## Exercise description
Report back every line below that carries the word "capture".
(Data shown Opens)
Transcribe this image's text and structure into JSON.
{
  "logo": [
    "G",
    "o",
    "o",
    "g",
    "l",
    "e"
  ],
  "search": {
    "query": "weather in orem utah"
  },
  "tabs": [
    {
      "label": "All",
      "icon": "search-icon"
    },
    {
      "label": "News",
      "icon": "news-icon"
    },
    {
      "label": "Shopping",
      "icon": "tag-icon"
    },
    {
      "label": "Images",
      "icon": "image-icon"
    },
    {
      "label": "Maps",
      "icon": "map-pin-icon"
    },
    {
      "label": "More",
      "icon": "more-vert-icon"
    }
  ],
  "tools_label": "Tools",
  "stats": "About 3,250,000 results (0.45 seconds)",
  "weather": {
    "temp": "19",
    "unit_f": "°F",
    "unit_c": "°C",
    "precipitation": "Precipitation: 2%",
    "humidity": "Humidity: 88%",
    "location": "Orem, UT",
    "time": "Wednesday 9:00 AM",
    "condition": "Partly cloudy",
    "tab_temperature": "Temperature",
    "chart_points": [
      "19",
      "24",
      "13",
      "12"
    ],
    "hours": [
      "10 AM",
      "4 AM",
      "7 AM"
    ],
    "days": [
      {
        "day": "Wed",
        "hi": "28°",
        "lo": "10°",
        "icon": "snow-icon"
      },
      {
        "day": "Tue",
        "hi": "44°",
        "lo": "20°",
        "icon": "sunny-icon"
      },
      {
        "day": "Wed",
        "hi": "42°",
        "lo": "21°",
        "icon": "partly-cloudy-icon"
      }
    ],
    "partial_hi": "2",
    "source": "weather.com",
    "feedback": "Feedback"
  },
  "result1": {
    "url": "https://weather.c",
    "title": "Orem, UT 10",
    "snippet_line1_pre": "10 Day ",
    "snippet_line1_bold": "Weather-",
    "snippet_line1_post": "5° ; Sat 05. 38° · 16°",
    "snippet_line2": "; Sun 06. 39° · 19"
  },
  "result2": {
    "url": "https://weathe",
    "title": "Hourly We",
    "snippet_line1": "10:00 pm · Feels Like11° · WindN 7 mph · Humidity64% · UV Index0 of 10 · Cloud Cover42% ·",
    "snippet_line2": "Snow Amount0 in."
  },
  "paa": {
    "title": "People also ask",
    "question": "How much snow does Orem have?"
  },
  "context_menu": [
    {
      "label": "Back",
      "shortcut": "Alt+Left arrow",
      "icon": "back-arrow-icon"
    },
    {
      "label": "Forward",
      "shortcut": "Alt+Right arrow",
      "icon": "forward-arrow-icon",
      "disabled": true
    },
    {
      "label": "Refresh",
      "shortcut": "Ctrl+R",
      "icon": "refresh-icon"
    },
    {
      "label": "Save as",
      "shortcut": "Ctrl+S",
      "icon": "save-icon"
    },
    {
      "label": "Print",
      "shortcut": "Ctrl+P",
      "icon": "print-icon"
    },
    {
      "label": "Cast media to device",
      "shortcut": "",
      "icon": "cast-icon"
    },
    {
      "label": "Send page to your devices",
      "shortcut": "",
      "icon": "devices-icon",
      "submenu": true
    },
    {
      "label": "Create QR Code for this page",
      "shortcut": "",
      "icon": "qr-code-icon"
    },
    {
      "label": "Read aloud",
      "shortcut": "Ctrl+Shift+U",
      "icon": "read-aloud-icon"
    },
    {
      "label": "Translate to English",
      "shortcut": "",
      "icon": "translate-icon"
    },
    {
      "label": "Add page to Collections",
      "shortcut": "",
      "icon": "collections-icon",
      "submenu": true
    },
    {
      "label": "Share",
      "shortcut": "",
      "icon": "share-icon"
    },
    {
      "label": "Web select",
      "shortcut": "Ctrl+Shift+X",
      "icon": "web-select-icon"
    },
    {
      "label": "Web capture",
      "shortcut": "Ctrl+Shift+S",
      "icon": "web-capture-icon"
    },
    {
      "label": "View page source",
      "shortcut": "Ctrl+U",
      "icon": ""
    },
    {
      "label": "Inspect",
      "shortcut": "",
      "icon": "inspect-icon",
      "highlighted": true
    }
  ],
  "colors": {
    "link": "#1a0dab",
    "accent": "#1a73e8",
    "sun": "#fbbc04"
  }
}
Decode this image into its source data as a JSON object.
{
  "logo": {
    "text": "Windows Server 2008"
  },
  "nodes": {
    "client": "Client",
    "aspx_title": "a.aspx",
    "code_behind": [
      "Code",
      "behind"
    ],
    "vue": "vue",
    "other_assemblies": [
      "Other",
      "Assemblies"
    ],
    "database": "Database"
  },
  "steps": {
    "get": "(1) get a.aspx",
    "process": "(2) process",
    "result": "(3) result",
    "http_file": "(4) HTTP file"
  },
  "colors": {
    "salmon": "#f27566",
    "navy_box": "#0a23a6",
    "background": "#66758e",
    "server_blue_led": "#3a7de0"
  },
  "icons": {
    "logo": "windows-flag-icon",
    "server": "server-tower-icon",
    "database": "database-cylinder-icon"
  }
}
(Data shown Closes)
## Response to the task
      "label": "Web capture",
      "icon": "web-capture-icon"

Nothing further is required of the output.